» **EXERCISE**
Without the pictures, write out all the lines below exactly as they appear.
━━━ INFORMATION
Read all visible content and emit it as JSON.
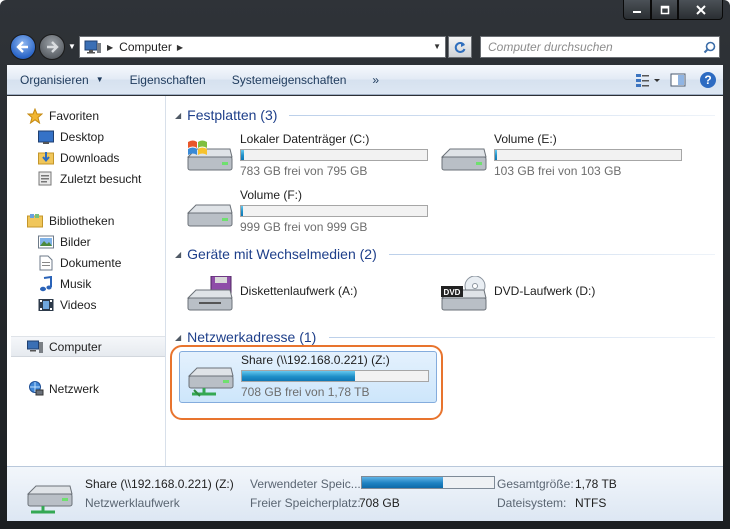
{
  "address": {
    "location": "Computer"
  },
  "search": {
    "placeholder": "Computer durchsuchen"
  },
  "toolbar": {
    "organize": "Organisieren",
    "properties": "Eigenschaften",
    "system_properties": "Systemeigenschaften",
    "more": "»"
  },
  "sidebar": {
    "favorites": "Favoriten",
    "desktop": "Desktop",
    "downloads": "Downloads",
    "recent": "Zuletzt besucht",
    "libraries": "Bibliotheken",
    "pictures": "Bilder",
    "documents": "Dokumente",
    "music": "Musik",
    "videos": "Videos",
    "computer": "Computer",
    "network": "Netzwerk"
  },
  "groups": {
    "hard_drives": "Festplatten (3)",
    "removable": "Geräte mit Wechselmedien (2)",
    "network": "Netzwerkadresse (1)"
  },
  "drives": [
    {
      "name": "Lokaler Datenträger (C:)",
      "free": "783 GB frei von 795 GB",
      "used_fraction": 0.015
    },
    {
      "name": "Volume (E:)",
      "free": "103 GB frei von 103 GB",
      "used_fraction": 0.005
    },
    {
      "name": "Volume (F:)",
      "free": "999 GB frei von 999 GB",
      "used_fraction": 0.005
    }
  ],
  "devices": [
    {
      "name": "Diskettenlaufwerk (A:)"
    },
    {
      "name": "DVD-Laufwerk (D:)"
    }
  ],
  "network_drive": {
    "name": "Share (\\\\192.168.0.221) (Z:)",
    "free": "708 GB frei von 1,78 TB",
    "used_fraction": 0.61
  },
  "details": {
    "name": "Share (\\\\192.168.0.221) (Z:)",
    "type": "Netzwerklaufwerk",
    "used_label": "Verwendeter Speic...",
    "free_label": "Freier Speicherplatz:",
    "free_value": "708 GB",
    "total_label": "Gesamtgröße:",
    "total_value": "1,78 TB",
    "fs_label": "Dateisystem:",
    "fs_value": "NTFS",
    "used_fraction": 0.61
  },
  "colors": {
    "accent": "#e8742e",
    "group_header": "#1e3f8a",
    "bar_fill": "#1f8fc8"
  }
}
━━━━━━
» **SOLUTION FOR THIS EXERCISE**
Read all visible content and emit it as JSON.
{
  "address": {
    "location": "Computer"
  },
  "search": {
    "placeholder": "Computer durchsuchen"
  },
  "toolbar": {
    "organize": "Organisieren",
    "properties": "Eigenschaften",
    "system_properties": "Systemeigenschaften",
    "more": "»"
  },
  "sidebar": {
    "favorites": "Favoriten",
    "desktop": "Desktop",
    "downloads": "Downloads",
    "recent": "Zuletzt besucht",
    "libraries": "Bibliotheken",
    "pictures": "Bilder",
    "documents": "Dokumente",
    "music": "Musik",
    "videos": "Videos",
    "computer": "Computer",
    "network": "Netzwerk"
  },
  "groups": {
    "hard_drives": "Festplatten (3)",
    "removable": "Geräte mit Wechselmedien (2)",
    "network": "Netzwerkadresse (1)"
  },
  "drives": [
    {
      "name": "Lokaler Datenträger (C:)",
      "free": "783 GB frei von 795 GB",
      "used_fraction": 0.015
    },
    {
      "name": "Volume (E:)",
      "free": "103 GB frei von 103 GB",
      "used_fraction": 0.005
    },
    {
      "name": "Volume (F:)",
      "free": "999 GB frei von 999 GB",
      "used_fraction": 0.005
    }
  ],
  "devices": [
    {
      "name": "Diskettenlaufwerk (A:)"
    },
    {
      "name": "DVD-Laufwerk (D:)"
    }
  ],
  "network_drive": {
    "name": "Share (\\\\192.168.0.221) (Z:)",
    "free": "708 GB frei von 1,78 TB",
    "used_fraction": 0.61
  },
  "details": {
    "name": "Share (\\\\192.168.0.221) (Z:)",
    "type": "Netzwerklaufwerk",
    "used_label": "Verwendeter Speic...",
    "free_label": "Freier Speicherplatz:",
    "free_value": "708 GB",
    "total_label": "Gesamtgröße:",
    "total_value": "1,78 TB",
    "fs_label": "Dateisystem:",
    "fs_value": "NTFS",
    "used_fraction": 0.61
  },
  "colors": {
    "accent": "#e8742e",
    "group_header": "#1e3f8a",
    "bar_fill": "#1f8fc8"
  }
}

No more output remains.